##### EXCERPTED RECORDS #####
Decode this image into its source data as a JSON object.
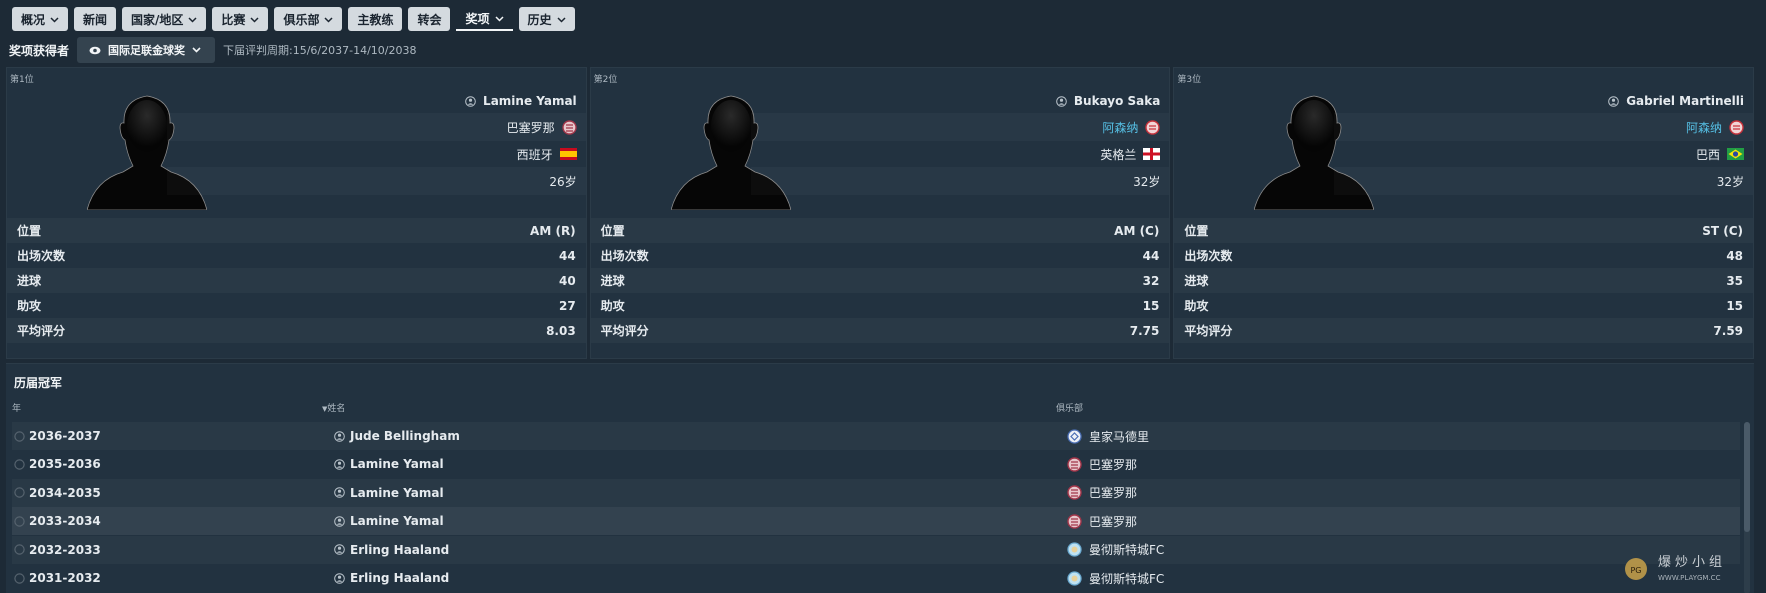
{
  "nav": [
    {
      "label": "概况",
      "dropdown": true,
      "active": false
    },
    {
      "label": "新闻",
      "dropdown": false,
      "active": false
    },
    {
      "label": "国家/地区",
      "dropdown": true,
      "active": false
    },
    {
      "label": "比赛",
      "dropdown": true,
      "active": false
    },
    {
      "label": "俱乐部",
      "dropdown": true,
      "active": false
    },
    {
      "label": "主教练",
      "dropdown": false,
      "active": false
    },
    {
      "label": "转会",
      "dropdown": false,
      "active": false
    },
    {
      "label": "奖项",
      "dropdown": true,
      "active": true
    },
    {
      "label": "历史",
      "dropdown": true,
      "active": false
    }
  ],
  "filter": {
    "title": "奖项获得者",
    "award": "国际足联金球奖",
    "period": "下届评判周期:15/6/2037-14/10/2038"
  },
  "cards": [
    {
      "rank": "第1位",
      "name": "Lamine Yamal",
      "club": "巴塞罗那",
      "club_link": false,
      "nation": "西班牙",
      "flag": "spain",
      "age": "26岁",
      "stats": [
        {
          "label": "位置",
          "value": "AM (R)"
        },
        {
          "label": "出场次数",
          "value": "44"
        },
        {
          "label": "进球",
          "value": "40"
        },
        {
          "label": "助攻",
          "value": "27"
        },
        {
          "label": "平均评分",
          "value": "8.03"
        }
      ]
    },
    {
      "rank": "第2位",
      "name": "Bukayo Saka",
      "club": "阿森纳",
      "club_link": true,
      "nation": "英格兰",
      "flag": "england",
      "age": "32岁",
      "stats": [
        {
          "label": "位置",
          "value": "AM (C)"
        },
        {
          "label": "出场次数",
          "value": "44"
        },
        {
          "label": "进球",
          "value": "32"
        },
        {
          "label": "助攻",
          "value": "15"
        },
        {
          "label": "平均评分",
          "value": "7.75"
        }
      ]
    },
    {
      "rank": "第3位",
      "name": "Gabriel Martinelli",
      "club": "阿森纳",
      "club_link": true,
      "nation": "巴西",
      "flag": "brazil",
      "age": "32岁",
      "stats": [
        {
          "label": "位置",
          "value": "ST (C)"
        },
        {
          "label": "出场次数",
          "value": "48"
        },
        {
          "label": "进球",
          "value": "35"
        },
        {
          "label": "助攻",
          "value": "15"
        },
        {
          "label": "平均评分",
          "value": "7.59"
        }
      ]
    }
  ],
  "history": {
    "title": "历届冠军",
    "columns": {
      "year": "年",
      "name": "姓名",
      "club": "俱乐部"
    },
    "rows": [
      {
        "year": "2036-2037",
        "name": "Jude Bellingham",
        "club": "皇家马德里",
        "crest": "real-madrid"
      },
      {
        "year": "2035-2036",
        "name": "Lamine Yamal",
        "club": "巴塞罗那",
        "crest": "barcelona"
      },
      {
        "year": "2034-2035",
        "name": "Lamine Yamal",
        "club": "巴塞罗那",
        "crest": "barcelona"
      },
      {
        "year": "2033-2034",
        "name": "Lamine Yamal",
        "club": "巴塞罗那",
        "crest": "barcelona"
      },
      {
        "year": "2032-2033",
        "name": "Erling Haaland",
        "club": "曼彻斯特城FC",
        "crest": "man-city"
      },
      {
        "year": "2031-2032",
        "name": "Erling Haaland",
        "club": "曼彻斯特城FC",
        "crest": "man-city"
      }
    ]
  },
  "colors": {
    "background": "#1d2a36",
    "panel": "#223240",
    "nav_button": "#d4dadf",
    "link": "#56c1e6"
  },
  "watermark": {
    "text": "爆炒小组",
    "url": "WWW.PLAYGM.CC"
  }
}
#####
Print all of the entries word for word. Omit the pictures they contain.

Decode this image into its source data as a JSON object.
{
  "nav": [
    {
      "label": "概况",
      "dropdown": true,
      "active": false
    },
    {
      "label": "新闻",
      "dropdown": false,
      "active": false
    },
    {
      "label": "国家/地区",
      "dropdown": true,
      "active": false
    },
    {
      "label": "比赛",
      "dropdown": true,
      "active": false
    },
    {
      "label": "俱乐部",
      "dropdown": true,
      "active": false
    },
    {
      "label": "主教练",
      "dropdown": false,
      "active": false
    },
    {
      "label": "转会",
      "dropdown": false,
      "active": false
    },
    {
      "label": "奖项",
      "dropdown": true,
      "active": true
    },
    {
      "label": "历史",
      "dropdown": true,
      "active": false
    }
  ],
  "filter": {
    "title": "奖项获得者",
    "award": "国际足联金球奖",
    "period": "下届评判周期:15/6/2037-14/10/2038"
  },
  "cards": [
    {
      "rank": "第1位",
      "name": "Lamine Yamal",
      "club": "巴塞罗那",
      "club_link": false,
      "nation": "西班牙",
      "flag": "spain",
      "age": "26岁",
      "stats": [
        {
          "label": "位置",
          "value": "AM (R)"
        },
        {
          "label": "出场次数",
          "value": "44"
        },
        {
          "label": "进球",
          "value": "40"
        },
        {
          "label": "助攻",
          "value": "27"
        },
        {
          "label": "平均评分",
          "value": "8.03"
        }
      ]
    },
    {
      "rank": "第2位",
      "name": "Bukayo Saka",
      "club": "阿森纳",
      "club_link": true,
      "nation": "英格兰",
      "flag": "england",
      "age": "32岁",
      "stats": [
        {
          "label": "位置",
          "value": "AM (C)"
        },
        {
          "label": "出场次数",
          "value": "44"
        },
        {
          "label": "进球",
          "value": "32"
        },
        {
          "label": "助攻",
          "value": "15"
        },
        {
          "label": "平均评分",
          "value": "7.75"
        }
      ]
    },
    {
      "rank": "第3位",
      "name": "Gabriel Martinelli",
      "club": "阿森纳",
      "club_link": true,
      "nation": "巴西",
      "flag": "brazil",
      "age": "32岁",
      "stats": [
        {
          "label": "位置",
          "value": "ST (C)"
        },
        {
          "label": "出场次数",
          "value": "48"
        },
        {
          "label": "进球",
          "value": "35"
        },
        {
          "label": "助攻",
          "value": "15"
        },
        {
          "label": "平均评分",
          "value": "7.59"
        }
      ]
    }
  ],
  "history": {
    "title": "历届冠军",
    "columns": {
      "year": "年",
      "name": "姓名",
      "club": "俱乐部"
    },
    "rows": [
      {
        "year": "2036-2037",
        "name": "Jude Bellingham",
        "club": "皇家马德里",
        "crest": "real-madrid"
      },
      {
        "year": "2035-2036",
        "name": "Lamine Yamal",
        "club": "巴塞罗那",
        "crest": "barcelona"
      },
      {
        "year": "2034-2035",
        "name": "Lamine Yamal",
        "club": "巴塞罗那",
        "crest": "barcelona"
      },
      {
        "year": "2033-2034",
        "name": "Lamine Yamal",
        "club": "巴塞罗那",
        "crest": "barcelona"
      },
      {
        "year": "2032-2033",
        "name": "Erling Haaland",
        "club": "曼彻斯特城FC",
        "crest": "man-city"
      },
      {
        "year": "2031-2032",
        "name": "Erling Haaland",
        "club": "曼彻斯特城FC",
        "crest": "man-city"
      }
    ]
  },
  "colors": {
    "background": "#1d2a36",
    "panel": "#223240",
    "nav_button": "#d4dadf",
    "link": "#56c1e6"
  },
  "watermark": {
    "text": "爆炒小组",
    "url": "WWW.PLAYGM.CC"
  }
}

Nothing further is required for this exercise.